Because of that awakening in my humanity I look back at my life to the person that I was a year ago. Then I look to the person that I was a year before that. And the year before that, and the year before that, and so on. It troubles me to see a picture of a person getting younger and younger and having less and less relation to their state of mind or internal emotional landscape. I am unsure if that is a healthy aspect of growing up, or if it is simply a way my mind copes with what seems like to me a vast amount of time through extreme personal strife. I look at the individual in those pictures and even though it may be two years, three, four or even longer, the fact remains I have lost what power that identity had in my life.
 

Perhaps it was a feeling that my identity, my name, my gender, my sexuality, were all immutable forces of nature that were just as unchanging as the rhythm of the seasons. Things that I never had to forge for myself and were simply applied under the assumption of my appearance were things I didn't know how to articulate myself. One thing I am lucky for is to look back at that younger person with increasingly more forgiveness as the years pass.
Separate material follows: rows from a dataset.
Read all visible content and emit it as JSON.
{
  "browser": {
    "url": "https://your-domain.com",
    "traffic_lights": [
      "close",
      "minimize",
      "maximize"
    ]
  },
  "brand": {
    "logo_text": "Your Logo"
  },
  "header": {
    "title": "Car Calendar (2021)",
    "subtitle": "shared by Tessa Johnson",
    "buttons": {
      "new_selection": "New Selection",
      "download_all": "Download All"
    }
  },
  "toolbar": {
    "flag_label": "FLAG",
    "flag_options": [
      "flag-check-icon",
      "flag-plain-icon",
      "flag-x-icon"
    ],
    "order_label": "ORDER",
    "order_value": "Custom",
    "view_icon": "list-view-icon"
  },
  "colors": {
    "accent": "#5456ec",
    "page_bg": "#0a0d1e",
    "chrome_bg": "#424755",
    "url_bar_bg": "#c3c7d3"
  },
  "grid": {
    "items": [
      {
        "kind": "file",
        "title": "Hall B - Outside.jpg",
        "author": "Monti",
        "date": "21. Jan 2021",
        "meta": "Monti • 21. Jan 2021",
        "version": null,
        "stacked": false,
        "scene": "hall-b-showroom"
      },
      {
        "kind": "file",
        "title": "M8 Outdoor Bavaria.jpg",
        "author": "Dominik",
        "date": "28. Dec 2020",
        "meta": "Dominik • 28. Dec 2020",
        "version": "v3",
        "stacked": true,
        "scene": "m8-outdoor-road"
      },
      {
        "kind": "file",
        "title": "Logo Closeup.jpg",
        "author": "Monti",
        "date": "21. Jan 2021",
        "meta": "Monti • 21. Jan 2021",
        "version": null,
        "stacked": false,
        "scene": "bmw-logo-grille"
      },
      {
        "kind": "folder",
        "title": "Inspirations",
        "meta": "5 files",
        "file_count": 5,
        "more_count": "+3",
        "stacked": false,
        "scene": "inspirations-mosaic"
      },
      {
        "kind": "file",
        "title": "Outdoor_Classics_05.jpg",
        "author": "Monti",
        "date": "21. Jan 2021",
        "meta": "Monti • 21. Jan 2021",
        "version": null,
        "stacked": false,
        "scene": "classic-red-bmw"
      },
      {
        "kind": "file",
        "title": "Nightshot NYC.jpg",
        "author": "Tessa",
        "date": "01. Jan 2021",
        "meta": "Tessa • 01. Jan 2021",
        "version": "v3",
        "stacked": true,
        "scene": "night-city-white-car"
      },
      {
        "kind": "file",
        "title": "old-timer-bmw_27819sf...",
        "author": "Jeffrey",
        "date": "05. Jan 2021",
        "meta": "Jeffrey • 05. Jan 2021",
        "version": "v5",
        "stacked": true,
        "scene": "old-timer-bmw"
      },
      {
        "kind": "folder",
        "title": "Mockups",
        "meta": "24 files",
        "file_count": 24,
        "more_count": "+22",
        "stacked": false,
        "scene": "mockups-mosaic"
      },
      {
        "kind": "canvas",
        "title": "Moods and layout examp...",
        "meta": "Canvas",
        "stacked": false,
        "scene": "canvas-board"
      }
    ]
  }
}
I feel that it is a part understanding others and their struggles as well as it is honoring mine, but the fact is that providing myself with that forgiveness is a relatively new muscle I'm growing and it takes finesse to be effective with it. Recognizing that I tried so hard to not embody the feelings that have come to define my presence in the world is something I've also struggled to forgive myself for.

 

I hope as I grow older that I won't necessarily grow wiser, or more intelligent, or even wealthier. Even though all three and more would be absolutely welcome, acceptance has been the most under-appreciated virtue in my life. There may be a time when I'm older, wiser, smarter and wealthier and have forgotten to be accepting. Beginning to write and put my craft of writing out in the world like this will come with it's own form of self-criticism, angst and doubt. Undoubtedly there may come a day when I look back at this moment with the same critical eye I look back on who I was before transition. When that day comes, I also hope to be able to let go of the self-conscious anxiety that holds me back from simply expressing my own humanity. In the same way that I held myself back with transition and only now I am able to inherit a sense of well being in seeing myself as a individual with great capacity and potential. Holding myself back from transition only robbed myself of any happiness that I have gained with others. In the same way I loose the opportunity to develop a craft I never had the confidence to build.

 

The future holds so much potential. The past has taught me so much about myself and enriched my life through the practice of persistence. Persistence not in the face of challenges, but in the pursuit of uncovering growth. I hope that I can look back at this post one day and say one thing:

 

“Hell yeah.”